A Randomized Trial of Broad Area ALA–PDT for Field Cancerization Mitigation in High-Risk Patients

May 2020 | Volume 19 | Issue 5 | Original Article | 452 | Copyright © May 2020

Published online April 24, 2020

Daniel Piacquadio MD,a Anna Houlihan,b Mary Beth Ferdon PhD,a James E. Berg,a and Stuart L. Marcus MD PhDb on behalf of The AK Prevention Study Group

aTherapeutics, Inc., San Diego, CA bDUSA Pharmaceuticals, Inc., Wilmington, MA

Background: The relationship between actinic keratoses (AKs) and nonmelanoma skin cancers (NMSCs) is well established. Patients with field cancerization are at high risk of developing new lesions. A treatment to interrupt new lesion formation or progression is required.
Objective: To evaluate occurrence of AKs in high-risk patients after field aminolevulinic acid–photodynamic therapy (ALA–PDT).
Methods: In this randomized, parallel-group, evaluator-blinded, 52-week study, patients with 4–15 facial AKs (N = 166) were random-ized (ALA 2x vs ALA 3x vs vehicle [VEH]-pooled [VEH 2x+VEH 3x], 1:1:1) to receive 2 or 3 PDT treatments (1-hour incubation) following cryotherapy at screening.
Results: More ALA-treated patients than VEH-treated patients had no AKs at week 52 (ALA 2x, 36.0%, P=0.0102; ALA 3x, 37.5%, P=0.0089; VEH, 18.9%). Week 52 lesion recurrence rates were 7.7% (P=0.0004) and 6.1% (P<0.0001) for ALA 2x and ALA 3x, respec-tively, versus 15.5% for VEH. Therapy was well tolerated; no patient requested early termination of light treatment. ALA 3x reduced NMSC development versus VEH (5 vs 12 lesions, P=0.0014).
Conclusion: 2 or 3 ALA–PDT treatments with 1-hour incubation can significantly reduce occurrence of AKs after 1 year in patients at high risk of NMSC versus VEH–PDT (NCT02239679).

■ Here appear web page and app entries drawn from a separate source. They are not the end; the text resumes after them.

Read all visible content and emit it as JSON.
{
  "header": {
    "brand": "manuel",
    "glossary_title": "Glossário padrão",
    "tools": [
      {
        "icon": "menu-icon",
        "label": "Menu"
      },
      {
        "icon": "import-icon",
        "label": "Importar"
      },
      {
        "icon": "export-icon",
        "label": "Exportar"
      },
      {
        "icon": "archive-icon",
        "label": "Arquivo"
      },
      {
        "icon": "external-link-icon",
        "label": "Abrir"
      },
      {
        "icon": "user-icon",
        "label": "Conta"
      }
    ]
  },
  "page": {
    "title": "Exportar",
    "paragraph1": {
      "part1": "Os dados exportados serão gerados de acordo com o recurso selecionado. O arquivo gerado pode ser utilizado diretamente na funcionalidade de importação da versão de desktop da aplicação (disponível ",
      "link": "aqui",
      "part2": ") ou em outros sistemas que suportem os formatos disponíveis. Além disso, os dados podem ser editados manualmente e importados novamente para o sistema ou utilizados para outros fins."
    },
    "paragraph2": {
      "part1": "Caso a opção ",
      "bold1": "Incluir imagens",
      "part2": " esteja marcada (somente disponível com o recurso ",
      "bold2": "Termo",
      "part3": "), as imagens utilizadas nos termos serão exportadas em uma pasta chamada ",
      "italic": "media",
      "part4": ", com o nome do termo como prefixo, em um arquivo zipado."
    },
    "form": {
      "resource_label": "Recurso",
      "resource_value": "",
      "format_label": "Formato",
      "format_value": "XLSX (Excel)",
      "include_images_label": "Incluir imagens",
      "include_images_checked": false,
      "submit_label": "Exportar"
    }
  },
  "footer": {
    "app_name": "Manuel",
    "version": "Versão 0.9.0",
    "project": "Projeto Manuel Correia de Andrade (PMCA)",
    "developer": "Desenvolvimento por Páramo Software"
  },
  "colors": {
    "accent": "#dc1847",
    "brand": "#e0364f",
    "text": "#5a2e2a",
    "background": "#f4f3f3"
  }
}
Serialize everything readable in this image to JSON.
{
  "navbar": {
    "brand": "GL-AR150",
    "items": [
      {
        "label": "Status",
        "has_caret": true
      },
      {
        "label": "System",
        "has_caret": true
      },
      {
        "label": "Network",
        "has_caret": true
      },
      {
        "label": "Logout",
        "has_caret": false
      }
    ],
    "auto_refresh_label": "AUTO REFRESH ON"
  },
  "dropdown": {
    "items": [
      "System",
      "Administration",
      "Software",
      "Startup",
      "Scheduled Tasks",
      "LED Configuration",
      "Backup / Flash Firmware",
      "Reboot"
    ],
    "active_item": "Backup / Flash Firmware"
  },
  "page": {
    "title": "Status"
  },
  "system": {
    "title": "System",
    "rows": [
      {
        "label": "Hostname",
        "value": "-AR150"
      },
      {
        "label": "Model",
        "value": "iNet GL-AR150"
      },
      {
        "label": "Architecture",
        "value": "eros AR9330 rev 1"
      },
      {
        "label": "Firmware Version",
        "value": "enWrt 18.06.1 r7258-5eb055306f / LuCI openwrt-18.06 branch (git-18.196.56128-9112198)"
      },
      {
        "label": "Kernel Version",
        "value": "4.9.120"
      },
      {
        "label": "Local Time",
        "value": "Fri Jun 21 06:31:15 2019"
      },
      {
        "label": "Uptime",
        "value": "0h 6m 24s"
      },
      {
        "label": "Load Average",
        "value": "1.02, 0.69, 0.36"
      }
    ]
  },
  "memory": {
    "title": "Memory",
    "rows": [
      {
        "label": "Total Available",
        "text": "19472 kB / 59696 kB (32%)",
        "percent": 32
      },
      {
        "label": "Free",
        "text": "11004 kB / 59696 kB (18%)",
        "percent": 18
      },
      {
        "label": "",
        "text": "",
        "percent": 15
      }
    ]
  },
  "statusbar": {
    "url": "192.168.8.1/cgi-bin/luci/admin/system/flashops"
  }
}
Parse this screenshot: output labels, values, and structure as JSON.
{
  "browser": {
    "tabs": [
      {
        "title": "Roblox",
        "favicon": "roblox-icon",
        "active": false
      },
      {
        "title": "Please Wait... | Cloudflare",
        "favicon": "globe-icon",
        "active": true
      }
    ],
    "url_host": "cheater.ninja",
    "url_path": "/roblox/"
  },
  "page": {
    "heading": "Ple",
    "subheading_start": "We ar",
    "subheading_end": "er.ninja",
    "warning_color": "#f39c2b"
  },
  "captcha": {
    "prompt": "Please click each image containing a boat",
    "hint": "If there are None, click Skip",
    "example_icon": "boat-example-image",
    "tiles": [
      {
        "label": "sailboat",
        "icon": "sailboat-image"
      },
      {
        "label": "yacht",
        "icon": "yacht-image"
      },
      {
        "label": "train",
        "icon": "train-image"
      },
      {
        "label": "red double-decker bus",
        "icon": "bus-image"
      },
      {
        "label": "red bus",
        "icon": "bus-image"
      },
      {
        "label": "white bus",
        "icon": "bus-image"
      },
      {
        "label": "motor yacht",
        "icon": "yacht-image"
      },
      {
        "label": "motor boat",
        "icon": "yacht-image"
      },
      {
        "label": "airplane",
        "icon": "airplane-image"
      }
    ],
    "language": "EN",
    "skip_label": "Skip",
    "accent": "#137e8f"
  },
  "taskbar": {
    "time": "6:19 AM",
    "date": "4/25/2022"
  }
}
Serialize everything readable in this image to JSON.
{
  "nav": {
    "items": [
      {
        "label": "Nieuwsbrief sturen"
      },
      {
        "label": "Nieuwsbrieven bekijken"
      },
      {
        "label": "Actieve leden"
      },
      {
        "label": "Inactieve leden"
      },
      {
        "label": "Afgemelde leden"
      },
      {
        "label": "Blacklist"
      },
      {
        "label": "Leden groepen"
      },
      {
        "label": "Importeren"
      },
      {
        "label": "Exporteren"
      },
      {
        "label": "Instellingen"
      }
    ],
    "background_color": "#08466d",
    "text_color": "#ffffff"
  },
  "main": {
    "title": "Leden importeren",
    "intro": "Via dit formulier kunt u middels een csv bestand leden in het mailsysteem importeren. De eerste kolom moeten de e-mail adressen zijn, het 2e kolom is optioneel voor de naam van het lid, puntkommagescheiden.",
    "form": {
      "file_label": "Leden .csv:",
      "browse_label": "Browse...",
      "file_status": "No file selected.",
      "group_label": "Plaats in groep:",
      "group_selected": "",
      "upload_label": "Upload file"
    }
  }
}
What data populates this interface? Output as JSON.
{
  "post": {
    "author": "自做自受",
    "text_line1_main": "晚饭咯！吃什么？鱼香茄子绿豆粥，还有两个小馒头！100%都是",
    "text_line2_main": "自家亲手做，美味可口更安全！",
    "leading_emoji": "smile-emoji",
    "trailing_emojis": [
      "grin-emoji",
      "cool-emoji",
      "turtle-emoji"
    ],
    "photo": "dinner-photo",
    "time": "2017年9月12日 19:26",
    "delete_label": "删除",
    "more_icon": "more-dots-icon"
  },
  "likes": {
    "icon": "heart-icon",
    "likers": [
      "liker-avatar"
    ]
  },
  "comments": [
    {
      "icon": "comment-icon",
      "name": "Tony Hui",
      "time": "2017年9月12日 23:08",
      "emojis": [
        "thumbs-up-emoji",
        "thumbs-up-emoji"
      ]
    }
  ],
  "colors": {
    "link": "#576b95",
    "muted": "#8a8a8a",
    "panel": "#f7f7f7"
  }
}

J Drugs Dermatol. 2020;19(5):452-458. doi:10.36849/JDD.2020.4930


Actinic keratoses (AKs) are precancerous, dysplastic epidermal lesions with potential for progression to squamous cell carcinoma (SCC). A study by Criscione et al1 revealed that in a high-risk population (≥2 keratinocyte carcinomas in previous 5 years), approximately 65% of all primary SCCs arose in lesions previously diagnosed as AKs. Furthermore, it demonstrated that the risk of malignant progression of AKs to primary SCC increases over time (0.6% at 1 year and 2.6% at 4 years).1 Cellular damage and atypia seen histologically in AKs are similar to those of surrounding nonlesional skin,2,3 suggesting that skin surrounding AKs may have an increased risk of skin cancer.

Photodynamic therapy (PDT) using a 20% topical solution of aminolevulinic acid HCl (ALA; Levulan® Kerastick®, DUSA Pharmaceuticals, Inc., Wilmington, MA) has been shown to be well tolerated and highly effective in treating minimally to moderately thick AKs of the face or scalp, when applied to lesions as indicated (10 J/cm2 of blue light [Blue Light Photodynamic Therapy Illuminator, BLU-U®; DUSA Pharmaceuticals, Inc.] delivered at 10 mW/cm2 after a 14- to 18-hour incubation period [drug–light interval]).4,5

ALA is absorbed into dysplastic lesions and metabolized to protoporphyrin IX (PpIX) over time,6 until activated by light in the presence of oxygen, resulting in a cytotoxic process. Cutaneous photosensitivity is transient (usually clearing within 24–48 hours), owing to metabolic conversion of the remaining PpIX to heme.7 ALA–PDT studies using short incubation times and/or broad-area application have also shown efficacy in AK treatment,8-10 with 1-hour incubation times providing significant clearance of AK lesions.11 PpIX concentrations in AKs are known to be significantly greater 1 and 2 hours post-ALA application than at baseline in 92% and 100% of lesions, respectively, and areas of normal-appearing skin also show elevated levels.6 Reducing incubation time may decrease the discomfort of broad-area PDT by decreasing the amount of PpIX produced, while maintaining a high AK clearance rate. This offers the potential to treat subclinical lesions that may exist alongside clinically typical AKs. In studies of ALA–PDT for AK treatment, in which patients were observed for >6 months, nonmelanoma skin cancers (NMSCs) arose during follow-up, as may be expected in a patient population with sun-damaged skin.5,12 In a Phase 2 study, incidence of NMSCs in areas treated with broad-area ALA–PDT was lower than for the control group.11 Studies of long-term ALA–PDT